Although Iran is known as the country of Kebab and chicken kebab, Persian cuisine has much more to offer than the national favorite kebab. Persian food consists of a variety of rice dishes and stews..
Iranians have different breads such as Sangak, Taftoon, Barbari and Lavash. So be sure to try the bread!

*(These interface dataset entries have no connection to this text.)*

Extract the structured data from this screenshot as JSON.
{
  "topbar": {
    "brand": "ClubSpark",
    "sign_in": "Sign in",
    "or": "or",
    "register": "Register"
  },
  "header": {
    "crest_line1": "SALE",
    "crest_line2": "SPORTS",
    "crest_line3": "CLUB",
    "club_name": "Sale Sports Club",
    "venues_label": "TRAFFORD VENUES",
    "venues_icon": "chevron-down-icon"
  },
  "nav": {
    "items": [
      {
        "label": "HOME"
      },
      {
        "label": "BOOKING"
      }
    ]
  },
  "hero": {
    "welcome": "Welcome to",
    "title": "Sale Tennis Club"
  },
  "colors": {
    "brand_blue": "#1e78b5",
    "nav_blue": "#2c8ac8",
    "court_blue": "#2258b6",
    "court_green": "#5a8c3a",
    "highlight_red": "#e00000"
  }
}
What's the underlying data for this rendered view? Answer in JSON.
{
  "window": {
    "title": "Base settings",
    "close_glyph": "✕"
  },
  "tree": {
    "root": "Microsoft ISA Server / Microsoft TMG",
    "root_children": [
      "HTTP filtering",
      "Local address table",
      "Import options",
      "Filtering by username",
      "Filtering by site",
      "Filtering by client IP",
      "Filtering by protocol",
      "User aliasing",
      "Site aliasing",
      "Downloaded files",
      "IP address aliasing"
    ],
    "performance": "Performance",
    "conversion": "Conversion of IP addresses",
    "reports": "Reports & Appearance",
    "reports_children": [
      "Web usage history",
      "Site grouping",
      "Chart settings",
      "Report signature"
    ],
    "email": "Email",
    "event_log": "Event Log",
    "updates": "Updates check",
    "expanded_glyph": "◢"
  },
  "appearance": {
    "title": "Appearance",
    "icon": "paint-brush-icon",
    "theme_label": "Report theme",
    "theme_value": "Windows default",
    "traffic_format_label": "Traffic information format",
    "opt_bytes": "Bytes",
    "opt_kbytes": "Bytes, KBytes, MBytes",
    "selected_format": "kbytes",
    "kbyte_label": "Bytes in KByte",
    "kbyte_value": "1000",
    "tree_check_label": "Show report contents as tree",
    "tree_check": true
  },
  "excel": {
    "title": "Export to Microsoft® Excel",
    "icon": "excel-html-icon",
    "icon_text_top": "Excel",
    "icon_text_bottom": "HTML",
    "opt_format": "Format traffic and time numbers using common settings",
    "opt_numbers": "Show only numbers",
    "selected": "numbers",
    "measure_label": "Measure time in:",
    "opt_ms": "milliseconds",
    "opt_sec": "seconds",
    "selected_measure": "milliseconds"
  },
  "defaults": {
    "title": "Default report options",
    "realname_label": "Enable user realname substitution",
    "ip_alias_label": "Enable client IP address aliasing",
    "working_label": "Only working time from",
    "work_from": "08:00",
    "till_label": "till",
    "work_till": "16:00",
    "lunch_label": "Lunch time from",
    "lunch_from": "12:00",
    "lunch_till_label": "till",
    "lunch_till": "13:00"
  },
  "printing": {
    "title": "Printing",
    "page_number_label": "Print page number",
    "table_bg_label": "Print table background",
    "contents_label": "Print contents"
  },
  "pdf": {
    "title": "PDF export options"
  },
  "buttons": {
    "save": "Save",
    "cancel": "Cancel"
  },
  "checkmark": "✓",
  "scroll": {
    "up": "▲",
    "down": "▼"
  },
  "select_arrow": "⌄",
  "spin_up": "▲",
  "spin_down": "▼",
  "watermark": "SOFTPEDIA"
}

While in Iran, do not restrict yourself to fast food and Kebab. We recommend you try Fesenjan (a stew of duck, chicken or beef made with ground walnuts and pomegranate paste), Ghorme Sabzi (a stew with lamb or veal with parsley and other herbs, beans and dried lemons), Shirin Polo (rice and chicken with orange peel, almond and pistachio slivers and saffron), Baghali Polo (rice mixed with broad beans and dill with either veal, lamb or chicken), and Dizi/ Abgoosht (a thick soup with lamb, legumes, potatoes and tomatoes served in a special container. The soup is poured out into a bowl and the meat and vegetables are pounded. This meal is eaten with bread).
Iranian desserts and pastries come in different shapes and sizes. Persian Cuisine are categorized as dry (without cream) and wet (with cream). Noon Khamei (cream puffs) is one of the most popular wet pastries and Nan Nokhodchi (chickpea cookies) is one of the most popular dry pastries.
Beside the wet and dry pastries, there are several sweet desserts in Persian cuisine, such as Halva (a paste made from wheat flour, butter and rosewater), Shole Zard (saffron rice pudding), Zulbia and Bamieh (sweets made of yogurt and starch, which is fried before being dipped in syrup), Louz (a diamond-shaped pastry made from honey, almond, and coconut flavors), Gaz or the Persian nougat (a chewy mix of Pistachio, Almonds, cardamom and rosewater shaped into square or round little bites) and Sohan (brittle toffee made from flour, butter, saffron, cardamom, and rosewater and decorated with pistachio and almond slivers).
Dough is a yogurt drink sprinkled with dried mint and served with Persian meals especially kebab.
Tea is a common drink even on hot summer days. Iranians usually drink their tea without milk and with rock sugar, cubic sugar or dates.
Tap water is safe to drink in any part of the country but if you do not like the taste, bottled water is always readily available.
One of the most important things to know about Iran is that fruits and vegetables are all organic.